There have already been strong intimations that Virginia Republican Senator George Allen has a "race problem." Now the 2008 GOP presidential pretender has shown off his unique sensitivities again by repeatedly calling an Asian operative from his competitor's campaign "Macaca." A Macaca is monkey native to Asia. The man, S.R. Sidarth, is of Indian decent.

Not content with insinuating that Sidarth is a primate, Allen also said to him, "Welcome to America and the real world of Virginia!" For the record: Sidarth was born in Virginia.

Unluckily — more than unluckily, stupidly — for Allen, Sidarth's job is to videotape Allen's public appearances, in the hopes, it would seem, of capturing a revealing off-color moment of candor such as this one. Today, the video evidence of Allen's apparent race problem is all over the Internet, thanks to the wonders of YouTube.

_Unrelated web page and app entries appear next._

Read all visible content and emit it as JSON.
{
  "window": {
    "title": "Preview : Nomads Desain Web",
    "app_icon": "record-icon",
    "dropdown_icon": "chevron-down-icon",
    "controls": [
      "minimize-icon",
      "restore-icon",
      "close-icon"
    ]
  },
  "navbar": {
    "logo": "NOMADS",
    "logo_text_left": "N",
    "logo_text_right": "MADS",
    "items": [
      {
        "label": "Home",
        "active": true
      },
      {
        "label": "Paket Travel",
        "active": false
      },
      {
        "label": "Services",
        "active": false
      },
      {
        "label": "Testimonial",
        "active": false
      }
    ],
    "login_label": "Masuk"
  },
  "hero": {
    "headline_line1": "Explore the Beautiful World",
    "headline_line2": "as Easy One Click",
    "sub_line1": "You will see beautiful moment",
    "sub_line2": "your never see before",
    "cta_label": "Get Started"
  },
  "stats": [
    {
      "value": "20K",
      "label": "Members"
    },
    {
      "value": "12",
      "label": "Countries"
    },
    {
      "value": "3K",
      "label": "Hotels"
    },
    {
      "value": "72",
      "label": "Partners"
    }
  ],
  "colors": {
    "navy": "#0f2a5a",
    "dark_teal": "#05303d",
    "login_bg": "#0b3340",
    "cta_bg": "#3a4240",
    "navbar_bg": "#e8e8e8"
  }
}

There's a paradigm shift under way and politicians like Allen, and to a lesser extent Joe Lieberman and Barbara Boxer, are learning it the hard way. The barriers to video broadcast are now gone. So an opposing campaign no longer has to rely on a local news station or CNN or CSPAN to run video of a gaffe. Any dolt with a handicam now can capture the unscripted reality of a candidate and disseminate it worldwide.

If it generates enough buzz in the blogosphere, the cable networks will even pick it up, as happened almost immediately with Allen's monkeyboy dig.

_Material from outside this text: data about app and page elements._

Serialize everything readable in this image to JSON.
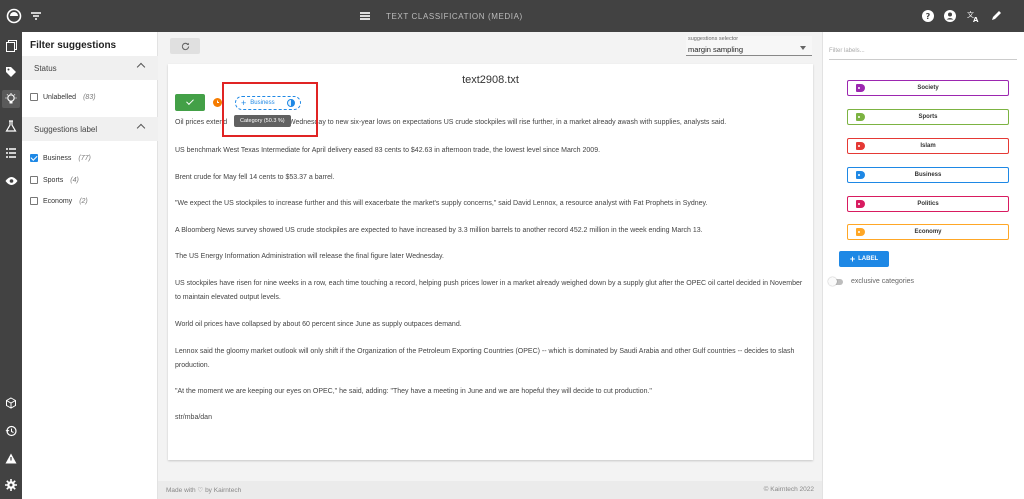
{
  "app": {
    "title": "TEXT CLASSIFICATION (MEDIA)"
  },
  "filter": {
    "heading": "Filter suggestions",
    "status_section": "Status",
    "status_items": [
      {
        "label": "Unlabelled",
        "count": "(83)",
        "checked": false
      }
    ],
    "labels_section": "Suggestions label",
    "label_items": [
      {
        "label": "Business",
        "count": "(77)",
        "checked": true
      },
      {
        "label": "Sports",
        "count": "(4)",
        "checked": false
      },
      {
        "label": "Economy",
        "count": "(2)",
        "checked": false
      }
    ]
  },
  "selector": {
    "label": "suggestions selector",
    "value": "margin sampling"
  },
  "document": {
    "title": "text2908.txt",
    "chip_label": "Business",
    "tooltip": "Category (50.3 %)",
    "first_line_start": "Oil prices extend",
    "first_line_rest": "a Wednesday to new six-year lows on expectations US crude stockpiles will rise further, in a market already awash with supplies, analysts said.",
    "paragraphs": [
      "US benchmark West Texas Intermediate for April delivery eased 83 cents to $42.63 in afternoon trade, the lowest level since March 2009.",
      "Brent crude for May fell 14 cents to $53.37 a barrel.",
      "\"We expect the US stockpiles to increase further and this will exacerbate the market's supply concerns,\" said David Lennox, a resource analyst with Fat Prophets in Sydney.",
      "A Bloomberg News survey showed US crude stockpiles are expected to have increased by 3.3 million barrels to another record 452.2 million in the week ending March 13.",
      "The US Energy Information Administration will release the final figure later Wednesday.",
      "US stockpiles have risen for nine weeks in a row, each time touching a record, helping push prices lower in a market already weighed down by a supply glut after the OPEC oil cartel decided in November to maintain elevated output levels.",
      "World oil prices have collapsed by about 60 percent since June as supply outpaces demand.",
      "Lennox said the gloomy market outlook will only shift if the Organization of the Petroleum Exporting Countries (OPEC) -- which is dominated by Saudi Arabia and other Gulf countries -- decides to slash production.",
      "\"At the moment we are keeping our eyes on OPEC,\" he said, adding: \"They have a meeting in June and we are hopeful they will decide to cut production.\"",
      "str/mba/dan"
    ]
  },
  "footer": {
    "left": "Made with ♡ by Kairntech",
    "right": "©   Kairntech 2022"
  },
  "label_panel": {
    "search_placeholder": "Filter labels...",
    "labels": [
      {
        "name": "Society",
        "color": "#9c27b0"
      },
      {
        "name": "Sports",
        "color": "#7cb342"
      },
      {
        "name": "Islam",
        "color": "#e53935"
      },
      {
        "name": "Business",
        "color": "#1e88e5"
      },
      {
        "name": "Politics",
        "color": "#d81b60"
      },
      {
        "name": "Economy",
        "color": "#ffa726"
      }
    ],
    "add_label": "LABEL",
    "exclusive_label": "exclusive categories"
  }
}
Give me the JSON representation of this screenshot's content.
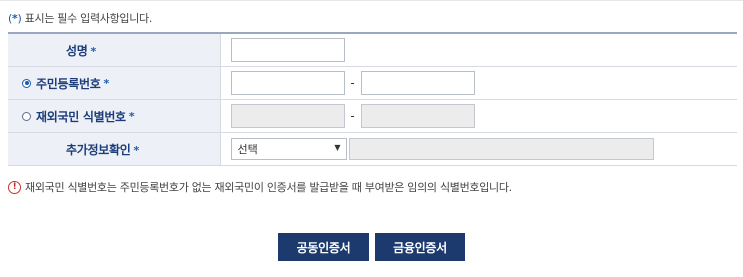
{
  "notice": {
    "paren_open": "(",
    "star": "*",
    "paren_close": ")",
    "text": " 표시는 필수 입력사항입니다."
  },
  "form": {
    "rows": [
      {
        "label": "성명",
        "required": "*"
      },
      {
        "label": "주민등록번호",
        "required": "*",
        "radio_selected": true
      },
      {
        "label": "재외국민 식별번호",
        "required": "*",
        "radio_selected": false
      },
      {
        "label": "추가정보확인",
        "required": "*"
      }
    ],
    "name_value": "",
    "rrn_front": "",
    "rrn_back": "",
    "foreign_front": "",
    "foreign_back": "",
    "dash": "-",
    "extra_select": {
      "selected": "선택",
      "arrow": "▼"
    },
    "extra_value": ""
  },
  "info": {
    "icon": "!",
    "text": "재외국민 식별번호는 주민등록번호가 없는 재외국민이 인증서를 발급받을 때 부여받은 임의의 식별번호입니다."
  },
  "buttons": {
    "joint_cert": "공동인증서",
    "financial_cert": "금융인증서"
  },
  "colors": {
    "label_bg": "#edf0f7",
    "label_text": "#1c3d79",
    "button_bg": "#1c3a6e",
    "warning": "#c8322c"
  }
}
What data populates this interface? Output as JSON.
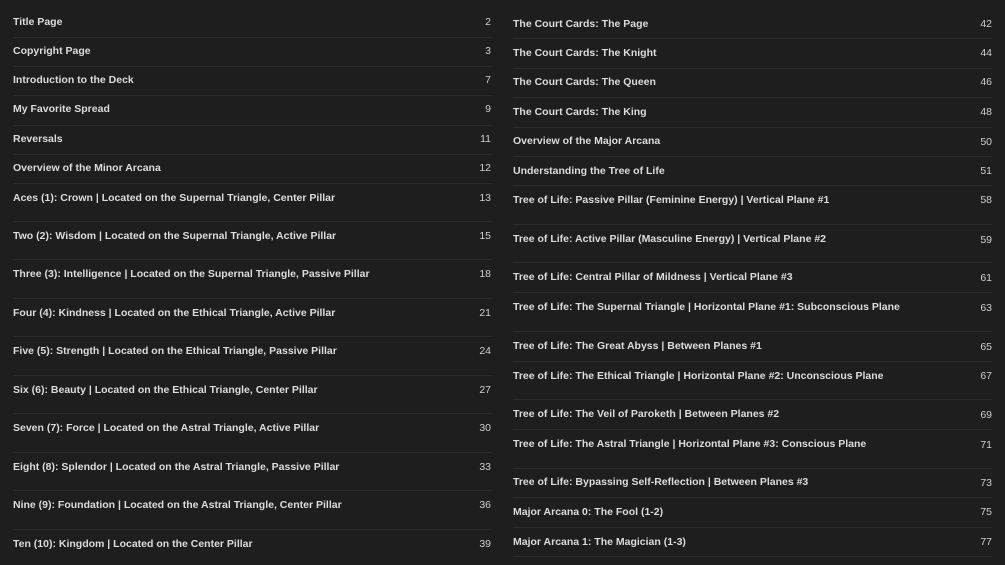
{
  "toc": {
    "left": [
      {
        "title": "Title Page",
        "page": "2"
      },
      {
        "title": "Copyright Page",
        "page": "3"
      },
      {
        "title": "Introduction to the Deck",
        "page": "7"
      },
      {
        "title": "My Favorite Spread",
        "page": "9"
      },
      {
        "title": "Reversals",
        "page": "11"
      },
      {
        "title": "Overview of the Minor Arcana",
        "page": "12"
      },
      {
        "title": "Aces (1): Crown | Located on the Supernal Triangle, Center Pillar",
        "page": "13"
      },
      {
        "title": "Two (2): Wisdom | Located on the Supernal Triangle, Active Pillar",
        "page": "15"
      },
      {
        "title": "Three (3): Intelligence | Located on the Supernal Triangle, Passive Pillar",
        "page": "18"
      },
      {
        "title": "Four (4): Kindness | Located on the Ethical Triangle, Active Pillar",
        "page": "21"
      },
      {
        "title": "Five (5): Strength | Located on the Ethical Triangle, Passive Pillar",
        "page": "24"
      },
      {
        "title": "Six (6): Beauty | Located on the Ethical Triangle, Center Pillar",
        "page": "27"
      },
      {
        "title": "Seven (7): Force | Located on the Astral Triangle, Active Pillar",
        "page": "30"
      },
      {
        "title": "Eight (8): Splendor | Located on the Astral Triangle, Passive Pillar",
        "page": "33"
      },
      {
        "title": "Nine (9): Foundation | Located on the Astral Triangle, Center Pillar",
        "page": "36"
      },
      {
        "title": "Ten (10): Kingdom | Located on the Center Pillar",
        "page": "39"
      }
    ],
    "right": [
      {
        "title": "The Court Cards: The Page",
        "page": "42"
      },
      {
        "title": "The Court Cards: The Knight",
        "page": "44"
      },
      {
        "title": "The Court Cards: The Queen",
        "page": "46"
      },
      {
        "title": "The Court Cards: The King",
        "page": "48"
      },
      {
        "title": "Overview of the Major Arcana",
        "page": "50"
      },
      {
        "title": "Understanding the Tree of Life",
        "page": "51"
      },
      {
        "title": "Tree of Life: Passive Pillar (Feminine Energy) | Vertical Plane #1",
        "page": "58"
      },
      {
        "title": "Tree of Life: Active Pillar (Masculine Energy) | Vertical Plane #2",
        "page": "59"
      },
      {
        "title": "Tree of Life: Central Pillar of Mildness | Vertical Plane #3",
        "page": "61"
      },
      {
        "title": "Tree of Life: The Supernal Triangle | Horizontal Plane #1: Subconscious Plane",
        "page": "63"
      },
      {
        "title": "Tree of Life: The Great Abyss | Between Planes #1",
        "page": "65"
      },
      {
        "title": "Tree of Life: The Ethical Triangle | Horizontal Plane #2: Unconscious Plane",
        "page": "67"
      },
      {
        "title": "Tree of Life: The Veil of Paroketh | Between Planes #2",
        "page": "69"
      },
      {
        "title": "Tree of Life: The Astral Triangle | Horizontal Plane #3: Conscious Plane",
        "page": "71"
      },
      {
        "title": "Tree of Life: Bypassing Self-Reflection | Between Planes #3",
        "page": "73"
      },
      {
        "title": "Major Arcana 0: The Fool (1-2)",
        "page": "75"
      },
      {
        "title": "Major Arcana 1: The Magician (1-3)",
        "page": "77"
      }
    ]
  }
}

What does this YouTube revolution mean for politics? It's far too early to tell. One might hope that the omipresence of handicam reporters would mean that all of the artifice of advance teams and printed backdrops and hand-picked crowds of supporters only will be erroded. Unlike the professionals at CNN who play along and film the fakeness because it makes for pretty TV, the YouTubers out there are dedicated to exposing such artifice as an embarassment. And embarassing it is.

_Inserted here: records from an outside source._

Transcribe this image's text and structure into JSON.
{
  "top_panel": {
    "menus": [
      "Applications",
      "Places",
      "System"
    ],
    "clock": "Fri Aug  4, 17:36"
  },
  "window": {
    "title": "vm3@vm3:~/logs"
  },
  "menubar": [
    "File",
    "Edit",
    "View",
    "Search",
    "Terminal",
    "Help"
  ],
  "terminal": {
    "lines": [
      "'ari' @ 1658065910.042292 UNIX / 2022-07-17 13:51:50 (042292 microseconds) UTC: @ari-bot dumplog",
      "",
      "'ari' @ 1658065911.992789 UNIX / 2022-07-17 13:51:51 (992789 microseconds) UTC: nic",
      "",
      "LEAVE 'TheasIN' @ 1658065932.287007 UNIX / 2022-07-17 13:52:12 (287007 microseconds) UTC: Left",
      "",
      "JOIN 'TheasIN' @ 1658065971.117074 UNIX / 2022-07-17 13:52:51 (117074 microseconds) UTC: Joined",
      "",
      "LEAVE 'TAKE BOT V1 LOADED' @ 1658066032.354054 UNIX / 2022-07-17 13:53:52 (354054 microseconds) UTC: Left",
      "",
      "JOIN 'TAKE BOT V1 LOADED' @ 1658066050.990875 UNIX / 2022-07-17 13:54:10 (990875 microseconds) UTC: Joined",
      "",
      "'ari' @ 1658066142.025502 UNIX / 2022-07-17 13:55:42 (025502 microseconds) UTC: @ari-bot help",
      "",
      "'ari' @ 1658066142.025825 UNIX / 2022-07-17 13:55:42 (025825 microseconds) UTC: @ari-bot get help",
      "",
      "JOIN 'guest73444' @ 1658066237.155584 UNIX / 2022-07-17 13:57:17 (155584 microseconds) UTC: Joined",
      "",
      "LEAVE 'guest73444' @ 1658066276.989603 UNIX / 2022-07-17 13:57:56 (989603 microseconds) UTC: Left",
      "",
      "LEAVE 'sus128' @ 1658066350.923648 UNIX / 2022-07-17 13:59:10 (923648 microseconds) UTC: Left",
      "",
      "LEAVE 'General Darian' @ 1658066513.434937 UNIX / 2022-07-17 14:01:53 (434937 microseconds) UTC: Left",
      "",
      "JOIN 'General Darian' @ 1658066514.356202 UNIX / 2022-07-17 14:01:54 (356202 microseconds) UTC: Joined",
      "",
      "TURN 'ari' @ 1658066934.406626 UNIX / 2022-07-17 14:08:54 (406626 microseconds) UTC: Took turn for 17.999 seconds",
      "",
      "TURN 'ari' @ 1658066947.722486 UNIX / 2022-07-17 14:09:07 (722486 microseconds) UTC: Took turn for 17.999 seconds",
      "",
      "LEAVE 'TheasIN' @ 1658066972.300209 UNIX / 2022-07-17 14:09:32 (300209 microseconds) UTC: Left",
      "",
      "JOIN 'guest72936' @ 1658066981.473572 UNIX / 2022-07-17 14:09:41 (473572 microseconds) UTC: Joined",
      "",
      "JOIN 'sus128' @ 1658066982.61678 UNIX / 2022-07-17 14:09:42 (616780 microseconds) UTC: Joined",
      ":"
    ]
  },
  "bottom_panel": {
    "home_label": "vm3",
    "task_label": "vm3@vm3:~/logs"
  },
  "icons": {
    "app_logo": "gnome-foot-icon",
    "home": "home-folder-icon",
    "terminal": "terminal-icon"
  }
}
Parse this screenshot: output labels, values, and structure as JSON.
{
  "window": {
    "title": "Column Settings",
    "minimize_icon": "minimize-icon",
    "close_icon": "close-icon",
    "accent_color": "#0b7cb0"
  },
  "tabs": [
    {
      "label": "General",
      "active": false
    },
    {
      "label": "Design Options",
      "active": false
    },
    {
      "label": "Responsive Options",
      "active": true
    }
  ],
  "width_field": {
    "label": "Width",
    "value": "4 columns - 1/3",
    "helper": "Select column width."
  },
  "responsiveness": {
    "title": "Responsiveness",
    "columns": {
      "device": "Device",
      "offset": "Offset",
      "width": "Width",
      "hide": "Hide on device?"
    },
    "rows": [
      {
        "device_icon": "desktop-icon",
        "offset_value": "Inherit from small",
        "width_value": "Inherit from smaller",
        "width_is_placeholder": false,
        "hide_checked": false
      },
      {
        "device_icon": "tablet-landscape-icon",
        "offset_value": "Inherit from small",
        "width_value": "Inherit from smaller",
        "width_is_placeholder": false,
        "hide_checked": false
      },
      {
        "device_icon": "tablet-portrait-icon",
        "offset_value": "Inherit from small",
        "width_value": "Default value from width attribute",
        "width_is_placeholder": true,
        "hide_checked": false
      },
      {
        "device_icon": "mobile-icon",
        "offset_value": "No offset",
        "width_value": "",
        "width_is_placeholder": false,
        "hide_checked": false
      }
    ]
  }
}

On the other hand, this YouTube threat could also hurtle the stage management of politics into hyperdrive, curtailing the kind retail politics and informal "Listening Tours" like the one Allen was on yesterday. Every candidate suffers from foot in mouth disease occasionally, if left alone without a script in front of a live audience. The consultants and advance men may stop deploying their candidates to the real world to every extent practicable.

Whatever the case, it's clear that YouTube is already changing the game. And politicians of all stripes had better watch out.